In calculating your gains, you must also pay attention to the impact on tax benefits. For example, if your home loan principal is below the Rs 1.5 lakh limit under section 80C, you may want to make up the shortfall by prepaying more of your principal to get the full tax benefit under 80C.
In fixed-rate loans, often the disincentives are sizeable, which can make pre-payment unattractive. Therefore, use an online loan calculator and understand what you stand to gain. That said, gains from pre-paying home loans are often sizeable, and this you should consider strongly especially if you are in the first half of your loan tenure. In the second half, you may want to hold on to the loan longer to keep getting useful tax deductions.
You could potentially save lakhs of rupees by pre-paying just one EMI’s worth. Not just that, pre-payment while interest rates are low is more beneficial than doing so at higher rates, because it makes a tremendous impact on reducing the costs of borrowing (i.e., the interest). Let’s understand this with some numbers.
Pre-pay while the rate is low
Assume you had taken a home loan of Rs 50 lakh at 8.7 per cent interest for 20 years. Your EMI is Rs 44,026, and your total interest is Rs 55.66 lakh. Remember that actual numbers will vary as in a floating rate loan the interest rate resets now and then.

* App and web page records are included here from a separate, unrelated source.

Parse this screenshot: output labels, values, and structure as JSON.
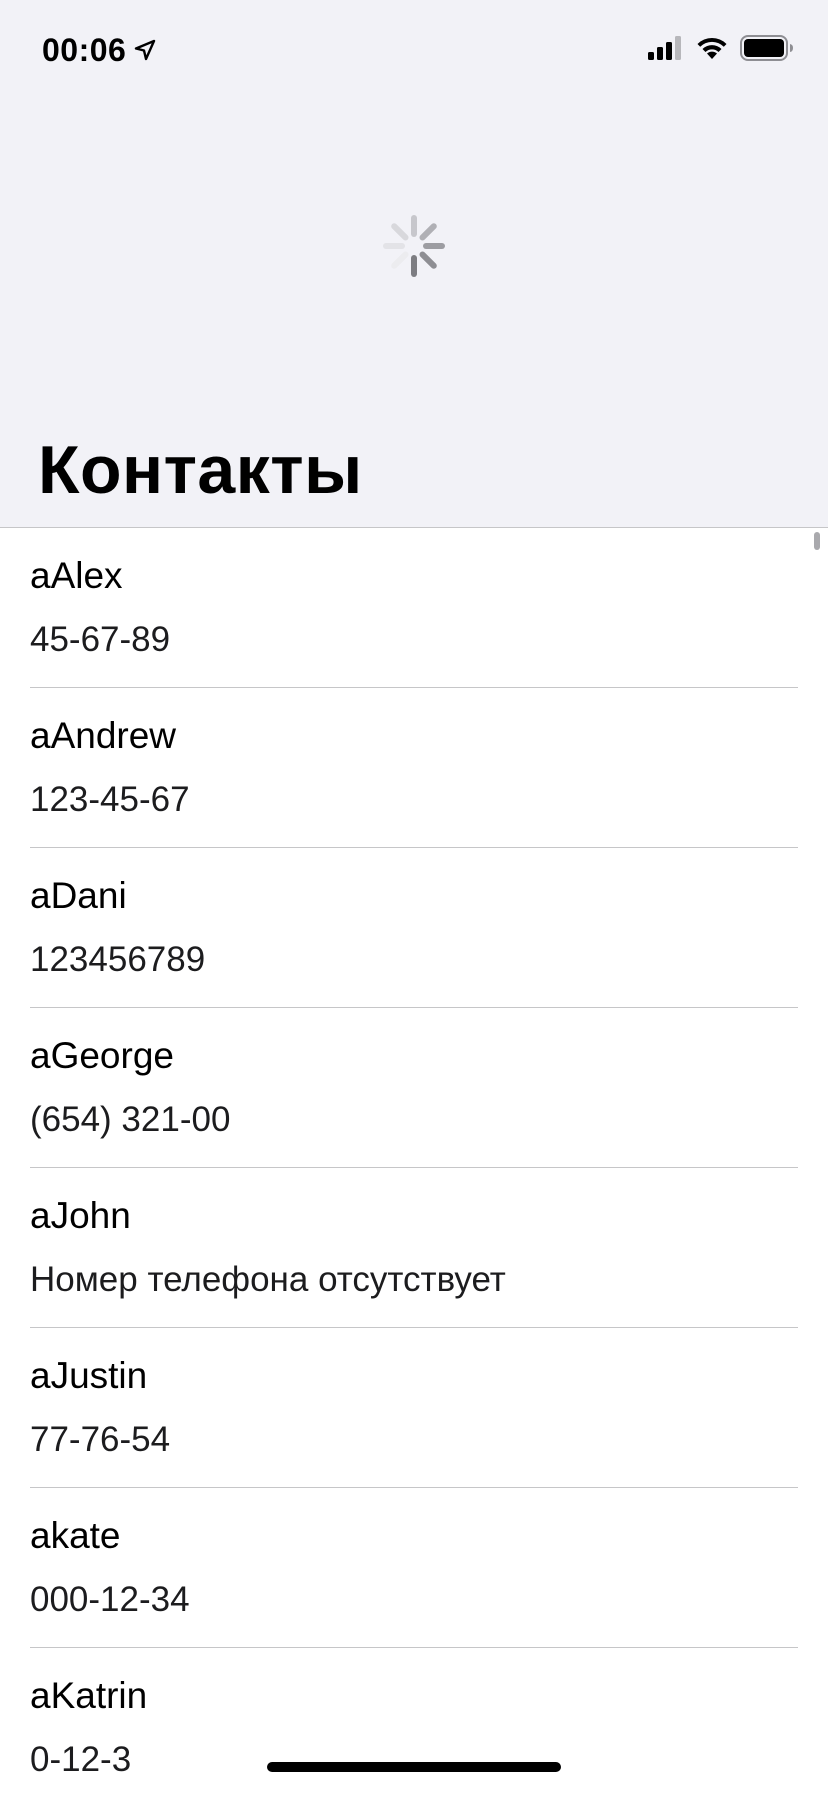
{
  "status_bar": {
    "time": "00:06",
    "location_icon": "location-arrow-icon",
    "signal_icon": "cellular-signal-icon",
    "wifi_icon": "wifi-icon",
    "battery_icon": "battery-icon"
  },
  "header": {
    "title": "Контакты",
    "loading_icon": "activity-spinner-icon",
    "background_color": "#f2f2f7"
  },
  "contacts": [
    {
      "name": "aAlex",
      "phone": "45-67-89"
    },
    {
      "name": "aAndrew",
      "phone": "123-45-67"
    },
    {
      "name": "aDani",
      "phone": "123456789"
    },
    {
      "name": "aGeorge",
      "phone": "(654) 321-00"
    },
    {
      "name": "aJohn",
      "phone": "Номер телефона отсутствует"
    },
    {
      "name": "aJustin",
      "phone": "77-76-54"
    },
    {
      "name": "akate",
      "phone": "000-12-34"
    },
    {
      "name": "aKatrin",
      "phone": "0-12-3"
    }
  ]
}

So, you borrow Rs 50 lakh and repay Rs 1.05 crore over 20 years. Now, let us come to the EMIs. Assume you have paid 24 EMIs after which your total principal payment is Rs 2.03 lakh, while you’ve paid Rs 8.53 lakh in interest. Your loan balance is now Rs 47.96 lakh. With your 25th EMI, you decide to pre-pay a little over 5 per cent of your loan balance, or Rs 2.5 lakh. This reduces your interest to Rs 47.32 lakh, saving you a whopping Rs 8.34 lakh and also reducing your loan tenure to 216 months, or 24 fewer EMIs.
Now, let’s assess the impact of the same pre-payment if it was done at a lower interest rate of 8.4 per cent. At this point, your total interest (including that already paid) is Rs 53.74 lakh. If you pre-pay Rs 2.5 lakh with your 25th EMI, your total interest falls to Rs 45.91 lakh, which is an additional savings of Rs 1.41 lakh compared to pre-paying while the rate was at 8.7 per cent. And so the more you pre-pay at lower rates, the more you will save in the long run.
And this is why it is in your interest to exploit low-interest rates. Use the cycle to your advantage and make pre-payments, especially on your home loan. This will help you move out of debt. If you are pre-paying a fixed-rate loan, always assess the gains against the pre-payment penalties.
The writer is CEO, `BankBazaar.com`